Voices for Change from the Democratic Republic of Congo

"Voices for Change in the Democratic Republic of Congo"

Tuesday, September 13, 2011
6:30 – 8:00 p.m.

U.S. Capitol Visitor Center
First Street and East Capitol Street, NE
Washington, DC

Remarks and video presentation by:
Robin Wright, Actress and Activist
Fidel Bafilemba, Congolese Civil Society Leader and Enough Researcher

Light refreshments will be provided.

The instability in the eastern region of the Democratic Republic of Congo (DRC) continues to cause countless deaths, modern forms of slavery in and around the mining sector and has given rise to widespread sexual violence and rape, often used as tools of warfare to terrorize and humiliate communities. The exploitation of natural resources is an underlying driver of this instability.

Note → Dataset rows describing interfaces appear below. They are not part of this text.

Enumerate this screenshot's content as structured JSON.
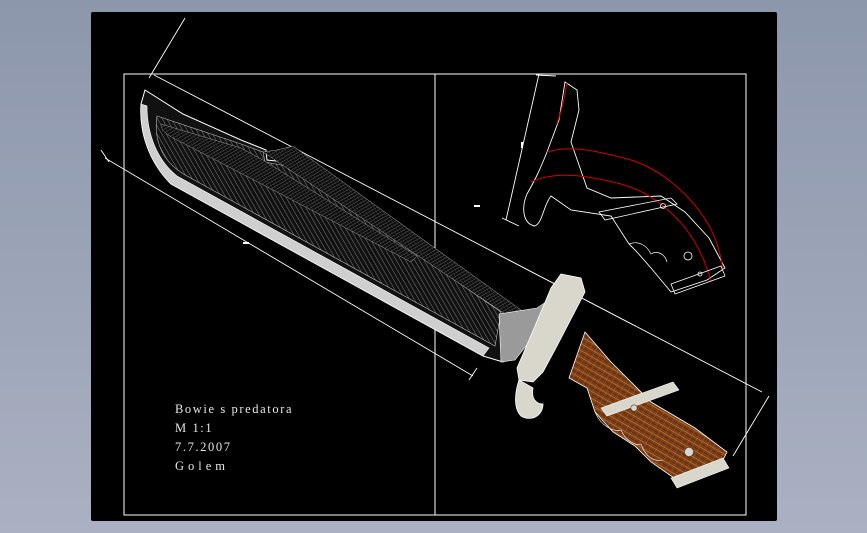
{
  "drawing": {
    "title": "Bowie s predatora",
    "scale": "M 1:1",
    "date": "7.7.2007",
    "author": "Golem"
  },
  "colors": {
    "background": "#000000",
    "lines": "#ffffff",
    "guard": "#d9d6cc",
    "handle": "#8a4a1e",
    "handle_hatch": "#c0793a",
    "handle_section": "#d40000"
  }
}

In December 2008, the United Nations (UN) Security Council adopted Resolution 1857, encouraging Member States “to ensure that companies handling minerals from the DRC exercise due diligence on their suppliers.” As part of the Dodd-Frank Act, Congress created reporting requirements relating to conflict minerals originating in the DRC, thus enacting a historic and important provision that has created positive change in Eastern Congo. These advancements have been noted by many, including the UN Group of Experts who, in a June 2011 report, stated that “since its development in 2010, this United States legislation has proved an important catalyst for traceability and certification initiatives and due diligence implementation in the minerals sector regionally and internationally."

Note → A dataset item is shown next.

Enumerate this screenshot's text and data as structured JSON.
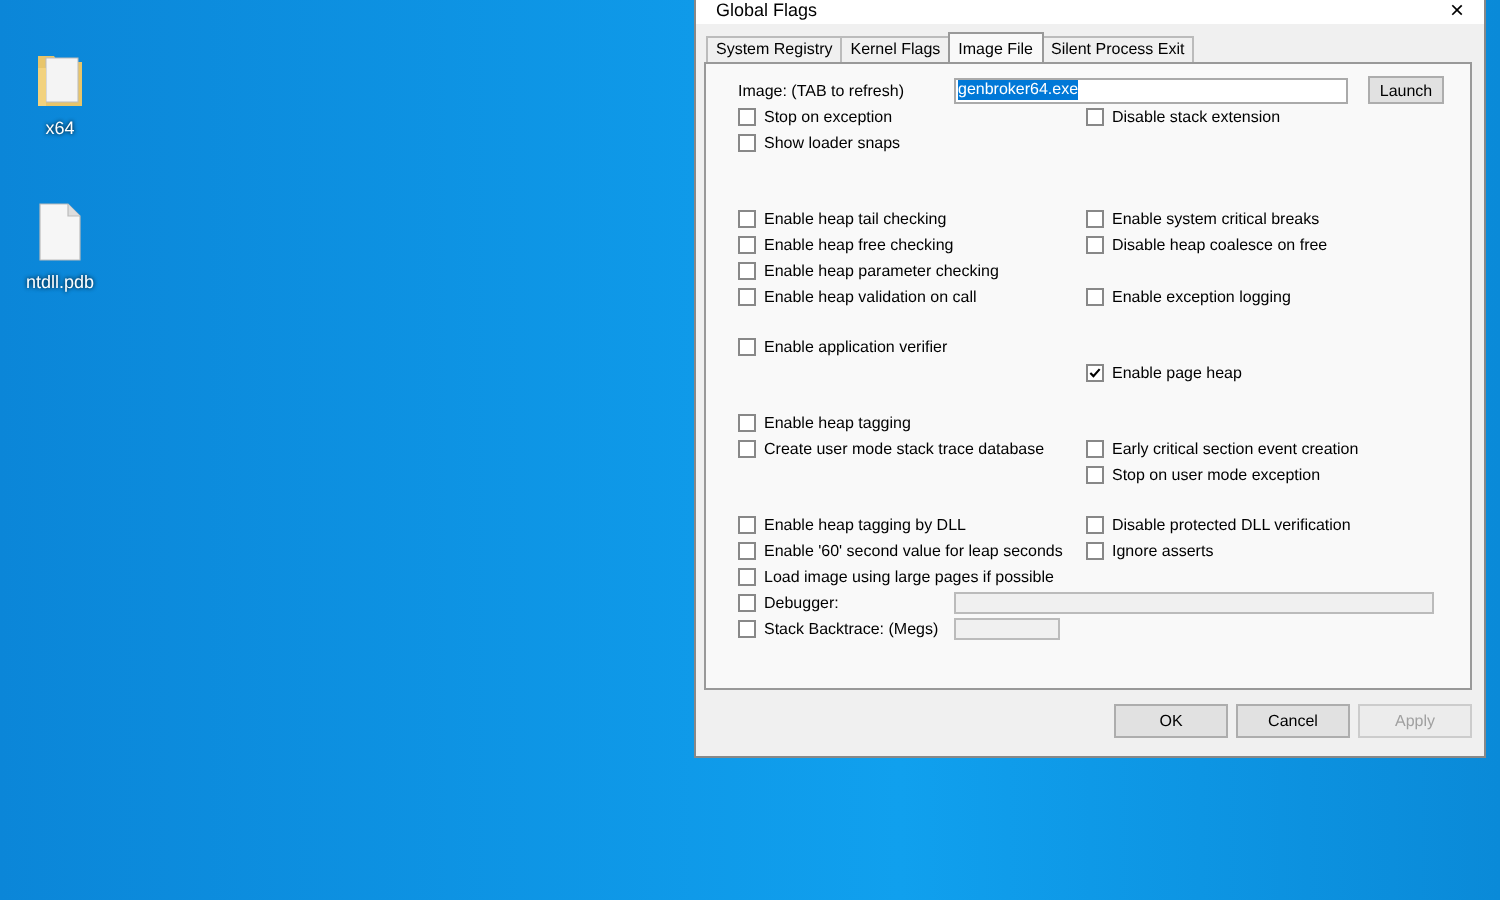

Join us to learn more about this important issue, and to hear from actress and activist Robin Wright, as well as Fidel Bafilemba, a leader from Congolese civil society. Ms. Wright will share her experience and footage from her recent trip to Eastern Congo. She will also discuss new ideas for U.S. action to combat sexual violence associated with the trade in minerals. Mr. Bafilemba will share his opinions about the impact of conflict minerals on livelihoods in Eastern Congo, the need to eliminate the economic incentive that drives conflict in Eastern Congo and the importance of effective and timely implementation of the conflict minerals provision.

RSVP or contact Darren Fenwick for further information at dfenwick@enoughproject.org.